Djibouti: Future hub for Islamic finance in Africa?
Islamic finance is growing exponentially in Djibouti.Djibouti is fast becoming an important platform for Islamic finance in Africa, according to new figures from the Central Bank of Djibouti.
They reveal that financial institutions complying with the principles of Sharia hold between 15 and 20 per cent of the market in the country.
In addition, the market size of the four Islamic banks (out of ten banks) is estimated at DJF55.5 billion (approximately €256 million), an increase of 20 per cent since 2013.
Deposits amounted to DJF33 billion, representing 15 per cent of bank customers' total deposits.
"In less than a decade, banks have managed to capture a significant market share. Indeed, not only have Islamic banks helped us to get out of a stifling imposed duopoly, but they also allowed a diversification of supply and therefore better access to financing," said Djibouti's Head of State Ismail Omar Guelleh, as quoted by Xinhua news agency.
These results are due to the introduction of a specific legal framework for this type of financing by the Djibouti government, in a bid to facilitate the expansion of Islamic finance in order to mobilise savings and financial inclusion.

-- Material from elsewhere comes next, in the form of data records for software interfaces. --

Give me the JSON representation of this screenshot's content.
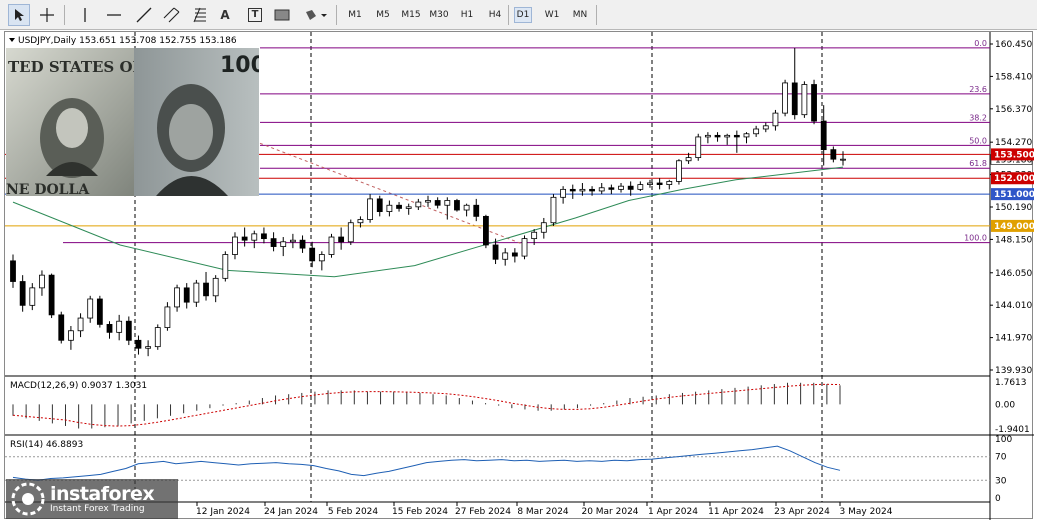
{
  "toolbar": {
    "tools": [
      {
        "name": "cursor-icon",
        "selected": true
      },
      {
        "name": "crosshair-icon",
        "selected": false
      },
      {
        "name": "vertical-line-icon",
        "selected": false
      },
      {
        "name": "horizontal-line-icon",
        "selected": false
      },
      {
        "name": "trendline-icon",
        "selected": false
      },
      {
        "name": "equidistant-channel-icon",
        "selected": false
      },
      {
        "name": "fibonacci-icon",
        "selected": false
      },
      {
        "name": "text-icon",
        "selected": false
      },
      {
        "name": "text-label-icon",
        "selected": false
      },
      {
        "name": "rectangle-icon",
        "selected": false
      },
      {
        "name": "shapes-menu-icon",
        "selected": false
      }
    ],
    "text_tool": "A",
    "label_tool": "T",
    "timeframes": [
      "M1",
      "M5",
      "M15",
      "M30",
      "H1",
      "H4",
      "D1",
      "W1",
      "MN"
    ],
    "selected_timeframe": "D1"
  },
  "chart": {
    "header": "USDJPY,Daily  153.651 153.708 152.755 153.186",
    "symbol_header_icon": "collapse-triangle-icon",
    "price_axis": [
      "160.450",
      "158.410",
      "156.370",
      "154.270",
      "152.230",
      "150.190",
      "148.150",
      "146.050",
      "144.010",
      "141.970",
      "139.930"
    ],
    "date_axis": [
      "12 Jan 2024",
      "24 Jan 2024",
      "5 Feb 2024",
      "15 Feb 2024",
      "27 Feb 2024",
      "8 Mar 2024",
      "20 Mar 2024",
      "1 Apr 2024",
      "11 Apr 2024",
      "23 Apr 2024",
      "3 May 2024"
    ],
    "current_price": "153.186",
    "price_tags": [
      {
        "text": "153.500",
        "price": 153.5,
        "color": "#cc0000"
      },
      {
        "text": "152.000",
        "price": 152.0,
        "color": "#cc0000"
      },
      {
        "text": "151.000",
        "price": 151.0,
        "color": "#2f56c8"
      },
      {
        "text": "149.000",
        "price": 149.0,
        "color": "#e0a000"
      }
    ],
    "fibonacci_levels": [
      {
        "label": "0.0",
        "price": 160.21
      },
      {
        "label": "23.6",
        "price": 157.31
      },
      {
        "label": "38.2",
        "price": 155.52
      },
      {
        "label": "50.0",
        "price": 154.07
      },
      {
        "label": "61.8",
        "price": 152.63
      },
      {
        "label": "100.0",
        "price": 147.95
      }
    ],
    "colors": {
      "bull": "#ffffff",
      "bear": "#000000",
      "moving_average": "#2e8b57",
      "fibonacci": "#800080",
      "red_level": "#cc0000",
      "blue_level": "#1f4ebd",
      "orange_level": "#e0a000",
      "grid_separator": "#000000"
    },
    "photo_text": {
      "dollar": "TED STATES OF A",
      "dollar_bottom": "NE DOLLA",
      "yen": "100"
    }
  },
  "macd": {
    "header": "MACD(12,26,9) 0.9037 1.3031",
    "axis": [
      "1.7613",
      "0.00",
      "-1.9401"
    ]
  },
  "rsi": {
    "header": "RSI(14) 46.8893",
    "axis": [
      "100",
      "70",
      "30",
      "0"
    ]
  },
  "watermark": {
    "brand": "instaforex",
    "tagline": "Instant Forex Trading"
  },
  "chart_data": {
    "type": "candlestick",
    "title": "USDJPY,Daily",
    "ylim": [
      139.93,
      160.45
    ],
    "x": [
      "12 Jan 2024",
      "24 Jan 2024",
      "5 Feb 2024",
      "15 Feb 2024",
      "27 Feb 2024",
      "8 Mar 2024",
      "20 Mar 2024",
      "1 Apr 2024",
      "11 Apr 2024",
      "23 Apr 2024",
      "3 May 2024"
    ],
    "ohlc": [
      [
        146.8,
        147.2,
        145.1,
        145.5
      ],
      [
        145.5,
        145.9,
        143.6,
        144.0
      ],
      [
        144.0,
        145.4,
        143.7,
        145.1
      ],
      [
        145.1,
        146.2,
        144.6,
        145.9
      ],
      [
        145.9,
        146.0,
        143.2,
        143.4
      ],
      [
        143.4,
        143.6,
        141.6,
        141.8
      ],
      [
        141.8,
        142.7,
        141.2,
        142.4
      ],
      [
        142.4,
        143.5,
        142.0,
        143.2
      ],
      [
        143.2,
        144.6,
        142.9,
        144.4
      ],
      [
        144.4,
        144.6,
        142.6,
        142.8
      ],
      [
        142.8,
        143.0,
        141.9,
        142.3
      ],
      [
        142.3,
        143.4,
        141.8,
        143.0
      ],
      [
        143.0,
        143.3,
        141.5,
        141.8
      ],
      [
        141.8,
        142.1,
        140.9,
        141.3
      ],
      [
        141.3,
        141.8,
        140.8,
        141.4
      ],
      [
        141.4,
        142.8,
        141.2,
        142.6
      ],
      [
        142.6,
        144.2,
        142.4,
        143.9
      ],
      [
        143.9,
        145.3,
        143.6,
        145.1
      ],
      [
        145.1,
        145.4,
        143.8,
        144.2
      ],
      [
        144.2,
        145.6,
        143.9,
        145.4
      ],
      [
        145.4,
        146.1,
        144.3,
        144.6
      ],
      [
        144.6,
        145.9,
        144.2,
        145.7
      ],
      [
        145.7,
        147.4,
        145.5,
        147.2
      ],
      [
        147.2,
        148.6,
        146.9,
        148.3
      ],
      [
        148.3,
        148.9,
        147.7,
        148.1
      ],
      [
        148.1,
        148.7,
        147.6,
        148.5
      ],
      [
        148.5,
        148.9,
        147.9,
        148.2
      ],
      [
        148.2,
        148.6,
        147.4,
        147.7
      ],
      [
        147.7,
        148.3,
        147.1,
        148.0
      ],
      [
        148.0,
        148.5,
        147.6,
        148.1
      ],
      [
        148.1,
        148.4,
        147.3,
        147.6
      ],
      [
        147.6,
        148.0,
        146.4,
        146.8
      ],
      [
        146.8,
        147.4,
        146.2,
        147.2
      ],
      [
        147.2,
        148.5,
        147.0,
        148.3
      ],
      [
        148.3,
        148.9,
        147.5,
        148.0
      ],
      [
        148.0,
        149.4,
        147.8,
        149.2
      ],
      [
        149.2,
        149.6,
        148.9,
        149.4
      ],
      [
        149.4,
        151.0,
        149.2,
        150.7
      ],
      [
        150.7,
        150.9,
        149.6,
        149.9
      ],
      [
        149.9,
        150.6,
        149.6,
        150.3
      ],
      [
        150.3,
        150.5,
        149.9,
        150.1
      ],
      [
        150.1,
        150.4,
        149.7,
        150.2
      ],
      [
        150.2,
        150.7,
        150.0,
        150.5
      ],
      [
        150.5,
        150.9,
        150.2,
        150.6
      ],
      [
        150.6,
        150.8,
        150.1,
        150.3
      ],
      [
        150.3,
        150.8,
        149.4,
        150.6
      ],
      [
        150.6,
        150.7,
        149.9,
        150.0
      ],
      [
        150.0,
        150.4,
        149.6,
        150.3
      ],
      [
        150.3,
        150.7,
        149.3,
        149.6
      ],
      [
        149.6,
        149.7,
        147.6,
        147.8
      ],
      [
        147.8,
        148.2,
        146.6,
        146.9
      ],
      [
        146.9,
        147.6,
        146.5,
        147.3
      ],
      [
        147.3,
        147.6,
        146.7,
        147.1
      ],
      [
        147.1,
        148.4,
        146.9,
        148.2
      ],
      [
        148.2,
        148.8,
        147.8,
        148.6
      ],
      [
        148.6,
        149.5,
        148.2,
        149.2
      ],
      [
        149.2,
        151.0,
        149.0,
        150.8
      ],
      [
        150.8,
        151.5,
        150.4,
        151.3
      ],
      [
        151.3,
        151.6,
        150.7,
        151.2
      ],
      [
        151.2,
        151.7,
        150.9,
        151.3
      ],
      [
        151.3,
        151.5,
        150.9,
        151.2
      ],
      [
        151.2,
        151.7,
        151.0,
        151.4
      ],
      [
        151.4,
        151.6,
        151.0,
        151.3
      ],
      [
        151.3,
        151.7,
        151.1,
        151.5
      ],
      [
        151.5,
        151.8,
        150.9,
        151.3
      ],
      [
        151.3,
        151.8,
        151.2,
        151.6
      ],
      [
        151.6,
        151.9,
        151.4,
        151.7
      ],
      [
        151.7,
        152.0,
        151.3,
        151.6
      ],
      [
        151.6,
        151.9,
        151.3,
        151.8
      ],
      [
        151.8,
        153.2,
        151.6,
        153.1
      ],
      [
        153.1,
        153.6,
        152.9,
        153.3
      ],
      [
        153.3,
        154.8,
        153.1,
        154.6
      ],
      [
        154.6,
        154.9,
        154.2,
        154.7
      ],
      [
        154.7,
        154.9,
        154.3,
        154.6
      ],
      [
        154.6,
        154.8,
        154.1,
        154.7
      ],
      [
        154.7,
        155.0,
        153.6,
        154.6
      ],
      [
        154.6,
        154.9,
        154.2,
        154.8
      ],
      [
        154.8,
        155.3,
        154.6,
        155.1
      ],
      [
        155.1,
        155.5,
        154.9,
        155.3
      ],
      [
        155.3,
        156.3,
        155.0,
        156.1
      ],
      [
        156.1,
        158.2,
        155.9,
        158.0
      ],
      [
        158.0,
        160.2,
        155.7,
        156.0
      ],
      [
        156.0,
        158.1,
        155.8,
        157.9
      ],
      [
        157.9,
        158.2,
        155.4,
        155.6
      ],
      [
        155.6,
        156.6,
        152.8,
        153.8
      ],
      [
        153.8,
        154.0,
        153.0,
        153.2
      ],
      [
        153.2,
        153.7,
        152.8,
        153.2
      ]
    ],
    "moving_average": [
      [
        0,
        150.5
      ],
      [
        20,
        147.8
      ],
      [
        40,
        146.2
      ],
      [
        60,
        145.8
      ],
      [
        75,
        146.5
      ],
      [
        90,
        148.0
      ],
      [
        105,
        149.5
      ],
      [
        115,
        150.6
      ],
      [
        125,
        151.3
      ],
      [
        135,
        151.9
      ],
      [
        145,
        152.3
      ],
      [
        155,
        152.7
      ]
    ],
    "macd": {
      "series": "histogram",
      "values": [
        -0.9,
        -1.1,
        -1.3,
        -1.5,
        -1.7,
        -1.9,
        -1.9,
        -1.8,
        -1.7,
        -1.5,
        -1.3,
        -1.1,
        -0.9,
        -0.7,
        -0.5,
        -0.3,
        -0.1,
        0.1,
        0.3,
        0.5,
        0.7,
        0.8,
        0.9,
        1.0,
        1.1,
        1.1,
        1.1,
        1.0,
        1.0,
        1.0,
        1.0,
        0.9,
        0.8,
        0.7,
        0.5,
        0.3,
        0.1,
        -0.1,
        -0.3,
        -0.4,
        -0.5,
        -0.5,
        -0.4,
        -0.3,
        -0.1,
        0.1,
        0.3,
        0.5,
        0.6,
        0.7,
        0.8,
        0.9,
        1.0,
        1.1,
        1.2,
        1.3,
        1.4,
        1.5,
        1.6,
        1.7,
        1.7,
        1.7,
        1.6,
        1.5
      ],
      "ylim": [
        -1.9401,
        1.7613
      ]
    },
    "rsi": {
      "values": [
        35,
        32,
        30,
        33,
        34,
        36,
        38,
        40,
        45,
        50,
        58,
        60,
        62,
        58,
        60,
        62,
        60,
        58,
        56,
        58,
        59,
        60,
        58,
        57,
        55,
        50,
        46,
        40,
        38,
        42,
        45,
        50,
        55,
        60,
        62,
        64,
        65,
        63,
        64,
        65,
        63,
        64,
        62,
        63,
        64,
        62,
        63,
        62,
        64,
        63,
        65,
        66,
        68,
        70,
        72,
        74,
        76,
        78,
        80,
        82,
        85,
        88,
        80,
        70,
        60,
        52,
        46.9
      ],
      "ylim": [
        0,
        100
      ]
    }
  }
}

In Djibouti, more than 99 per cent of the population is Muslim, according to government figures.